When I was 12 years old, my family crossed the Atlantic Ocean and returned to Mumbai, India, where my parents had grown up. There were a variety of reasons why we moved from Chicago, but perhaps most central was my parents’ reluctance to grow old in the US.
Growing up in the states, my sister and I mainly spoke English, both at school and at home, because my parents wanted us to fit in to our small, mostly Caucasian neighborhood. After moving back to India, this became a problem: While I understood Hindi and even enjoyed Bollywood movies, studying Hindi at a public school was not an option, so I went to an international school. My classmates were a privileged, sometimes spoiled group whose parents could pay to send them abroad after Grade 12. I’d never been the most diligent student in my American junior high school, but knowing that my parents were cutting into their retirement savings to educate me drove me to work hard, much to the reproach of my peers.
“You’re only smarter than us because you went to school in America,” a classmate told me once matter-of-factly.
America seemed to follow me everywhere. “Maya is a foreigner,” a boy in my class teased as my cheeks burned.
Though some of my classmates had lived in America for years, all traces of their American accents were gone. Mine didn’t go away. Perhaps it was because I spoke so frequently to my sister, or simply because I was older when I moved back. But even once I spoke Hindi fluently, I was scared to open my mouth in public because it was so obvious that I was not from India. I didn’t want shopkeepers to overcharge my family.
I didn’t believe my mother when she told me that my classmates were just jealous of me. I never quite stopped feeling the resentment directed at me — because of my birthplace, my grades, and my height, as I was the tallest in the class.
But other aspects of India were a delight. I loved to curl up with any one of the four newspapers we subscribed to, and I began to recognize concepts from my history class unfolding on their pages. I loved to cook and listen to the radio, the smell of roasting peanuts mixing with the aroma of the pounding rain. My little neighbor would stand beside me, imploring me to read a book with her.
I had just finished moving into my freshman dorm when I heard a knock on the door.
“Yeah?” I said tentatively.
I thought that everyone else was crowded into Annenberg with their parents. Not wanting to go alone, I had skipped dinner for the first time in my life. The door handle turned, and the suitemate who had helped me put on my ridiculously large mattress cover entered, sitting down next to me on my bed.
“My parents just left,” she said, forlorn. The summer breeze drifted through the windows, and she turned to me. “It must have been hard to move in by yourself.”
I smiled and we began, for the first of many such evenings, to talk.
The pattern continued: Every other day, she’d knock on my door, or I’d shuffle over to hers, for an evening of soul-searching or Bollywood movies.
I told her about the other six students from India, two of whom had, like me, grown up State-side and moved back to India, only to return for college.
“They’re lovely, but they feel more Indian than me. I just sound like an American,” I lamented.
“I can relate — I grew up in China,” she explained. Her journey was the inverse of my own, two-thirds of her life spent across the ocean from her roots.

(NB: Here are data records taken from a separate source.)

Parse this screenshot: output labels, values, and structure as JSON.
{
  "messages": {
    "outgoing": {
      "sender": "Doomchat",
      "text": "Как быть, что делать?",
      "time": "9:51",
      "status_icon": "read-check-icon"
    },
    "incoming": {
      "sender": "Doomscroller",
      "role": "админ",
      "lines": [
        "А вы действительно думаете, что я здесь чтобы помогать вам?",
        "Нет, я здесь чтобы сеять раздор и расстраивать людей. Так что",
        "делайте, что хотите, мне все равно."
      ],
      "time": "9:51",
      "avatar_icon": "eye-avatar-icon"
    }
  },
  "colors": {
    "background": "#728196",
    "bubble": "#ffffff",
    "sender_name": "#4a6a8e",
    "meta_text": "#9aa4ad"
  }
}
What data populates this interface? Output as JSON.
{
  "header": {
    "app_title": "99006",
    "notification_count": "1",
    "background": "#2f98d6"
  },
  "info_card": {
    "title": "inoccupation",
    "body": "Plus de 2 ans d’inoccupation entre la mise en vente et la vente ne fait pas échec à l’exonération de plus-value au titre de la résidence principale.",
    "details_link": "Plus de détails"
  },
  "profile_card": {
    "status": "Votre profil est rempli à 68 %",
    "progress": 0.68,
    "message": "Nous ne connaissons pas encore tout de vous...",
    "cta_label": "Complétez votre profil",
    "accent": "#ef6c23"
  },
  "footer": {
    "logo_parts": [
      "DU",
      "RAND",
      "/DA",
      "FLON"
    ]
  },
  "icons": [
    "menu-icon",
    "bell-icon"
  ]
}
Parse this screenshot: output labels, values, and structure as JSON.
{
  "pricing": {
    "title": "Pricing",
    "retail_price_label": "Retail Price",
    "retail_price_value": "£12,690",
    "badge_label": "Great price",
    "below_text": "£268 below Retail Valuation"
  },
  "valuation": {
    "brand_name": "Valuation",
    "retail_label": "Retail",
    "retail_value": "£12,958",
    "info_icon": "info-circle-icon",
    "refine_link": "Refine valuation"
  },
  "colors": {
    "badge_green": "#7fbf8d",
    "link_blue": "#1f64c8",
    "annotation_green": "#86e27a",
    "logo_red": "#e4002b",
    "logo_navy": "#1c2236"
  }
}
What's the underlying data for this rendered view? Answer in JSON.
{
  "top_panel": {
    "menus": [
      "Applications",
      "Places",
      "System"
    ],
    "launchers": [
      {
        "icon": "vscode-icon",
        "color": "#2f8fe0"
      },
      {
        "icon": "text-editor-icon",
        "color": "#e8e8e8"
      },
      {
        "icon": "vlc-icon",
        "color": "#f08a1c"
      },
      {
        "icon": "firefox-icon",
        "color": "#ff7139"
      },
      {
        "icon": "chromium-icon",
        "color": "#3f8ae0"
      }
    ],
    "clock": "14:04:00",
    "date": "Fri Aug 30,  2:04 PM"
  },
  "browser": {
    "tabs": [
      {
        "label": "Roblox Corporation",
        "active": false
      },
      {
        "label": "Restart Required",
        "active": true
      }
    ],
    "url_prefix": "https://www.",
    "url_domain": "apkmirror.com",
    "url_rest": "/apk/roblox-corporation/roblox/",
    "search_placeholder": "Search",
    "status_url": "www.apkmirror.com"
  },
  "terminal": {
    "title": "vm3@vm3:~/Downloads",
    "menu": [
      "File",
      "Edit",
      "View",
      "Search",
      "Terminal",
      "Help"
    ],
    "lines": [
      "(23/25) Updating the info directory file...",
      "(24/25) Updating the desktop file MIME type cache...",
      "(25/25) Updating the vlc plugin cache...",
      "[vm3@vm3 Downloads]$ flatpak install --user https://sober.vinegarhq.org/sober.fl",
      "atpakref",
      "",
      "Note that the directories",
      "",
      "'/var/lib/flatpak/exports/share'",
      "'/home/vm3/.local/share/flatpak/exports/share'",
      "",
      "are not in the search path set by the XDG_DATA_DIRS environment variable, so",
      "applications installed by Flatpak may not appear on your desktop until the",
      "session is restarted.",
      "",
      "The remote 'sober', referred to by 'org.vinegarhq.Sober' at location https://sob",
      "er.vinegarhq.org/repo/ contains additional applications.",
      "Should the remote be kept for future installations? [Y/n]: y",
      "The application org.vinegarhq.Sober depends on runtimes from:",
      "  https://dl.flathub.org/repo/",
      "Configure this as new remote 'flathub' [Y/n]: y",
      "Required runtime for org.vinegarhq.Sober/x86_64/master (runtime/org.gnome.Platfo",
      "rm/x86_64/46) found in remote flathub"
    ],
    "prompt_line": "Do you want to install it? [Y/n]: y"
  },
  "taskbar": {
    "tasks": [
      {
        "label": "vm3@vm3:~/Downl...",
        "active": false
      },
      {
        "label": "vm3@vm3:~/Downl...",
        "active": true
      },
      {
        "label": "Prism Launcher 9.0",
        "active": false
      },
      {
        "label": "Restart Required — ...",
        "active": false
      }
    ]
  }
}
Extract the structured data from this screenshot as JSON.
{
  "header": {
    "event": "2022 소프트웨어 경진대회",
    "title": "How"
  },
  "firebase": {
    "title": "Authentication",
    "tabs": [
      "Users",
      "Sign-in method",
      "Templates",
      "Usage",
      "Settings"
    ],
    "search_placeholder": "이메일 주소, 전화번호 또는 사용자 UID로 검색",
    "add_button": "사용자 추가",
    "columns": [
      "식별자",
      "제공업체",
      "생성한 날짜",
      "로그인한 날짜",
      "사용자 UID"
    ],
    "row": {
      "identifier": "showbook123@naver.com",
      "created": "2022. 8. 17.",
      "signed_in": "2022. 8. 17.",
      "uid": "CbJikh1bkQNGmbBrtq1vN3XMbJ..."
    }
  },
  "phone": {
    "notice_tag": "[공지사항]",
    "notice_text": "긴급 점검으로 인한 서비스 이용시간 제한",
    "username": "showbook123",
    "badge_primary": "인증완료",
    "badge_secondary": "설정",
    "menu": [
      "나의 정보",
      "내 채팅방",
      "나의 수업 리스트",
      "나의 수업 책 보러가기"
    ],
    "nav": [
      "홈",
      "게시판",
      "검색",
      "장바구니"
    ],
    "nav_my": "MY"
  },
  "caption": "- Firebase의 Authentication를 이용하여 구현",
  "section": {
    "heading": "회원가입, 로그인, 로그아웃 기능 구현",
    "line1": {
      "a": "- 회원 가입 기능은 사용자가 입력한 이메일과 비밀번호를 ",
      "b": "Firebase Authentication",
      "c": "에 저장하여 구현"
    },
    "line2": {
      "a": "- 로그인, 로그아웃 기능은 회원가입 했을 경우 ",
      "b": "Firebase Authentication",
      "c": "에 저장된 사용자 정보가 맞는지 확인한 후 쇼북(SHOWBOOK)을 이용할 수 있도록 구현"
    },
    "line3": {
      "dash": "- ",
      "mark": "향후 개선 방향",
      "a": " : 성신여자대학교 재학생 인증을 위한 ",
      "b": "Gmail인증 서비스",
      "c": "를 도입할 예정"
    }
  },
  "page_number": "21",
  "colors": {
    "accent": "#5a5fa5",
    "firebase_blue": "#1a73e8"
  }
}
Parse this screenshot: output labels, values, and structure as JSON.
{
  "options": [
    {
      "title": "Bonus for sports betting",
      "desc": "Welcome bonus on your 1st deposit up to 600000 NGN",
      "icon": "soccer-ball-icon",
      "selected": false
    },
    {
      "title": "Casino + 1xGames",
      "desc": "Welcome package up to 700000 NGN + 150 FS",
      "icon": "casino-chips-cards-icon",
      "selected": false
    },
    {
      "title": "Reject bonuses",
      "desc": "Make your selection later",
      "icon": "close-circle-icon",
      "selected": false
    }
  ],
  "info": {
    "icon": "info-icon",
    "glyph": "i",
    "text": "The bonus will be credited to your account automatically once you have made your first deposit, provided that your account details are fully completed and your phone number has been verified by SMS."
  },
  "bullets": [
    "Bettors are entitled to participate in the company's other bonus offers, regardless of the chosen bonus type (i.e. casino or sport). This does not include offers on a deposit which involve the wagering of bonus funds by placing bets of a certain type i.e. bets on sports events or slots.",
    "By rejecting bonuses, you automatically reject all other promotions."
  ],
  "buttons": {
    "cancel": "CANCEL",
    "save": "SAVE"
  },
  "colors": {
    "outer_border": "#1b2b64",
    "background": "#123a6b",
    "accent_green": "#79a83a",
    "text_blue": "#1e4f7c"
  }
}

In the 21st century, maybe it’s increasingly impossible for anyone to have a straightforward explanation for where they come from. We toggle between identities, pulling from a jumble of birthplaces and nationalities. When I pretended to be my American roommate Hannah, maybe it wasn’t a lie, so much as one facet of who I am.
—Magazine writer Maya S. Bhagat can be reached at email@example.com.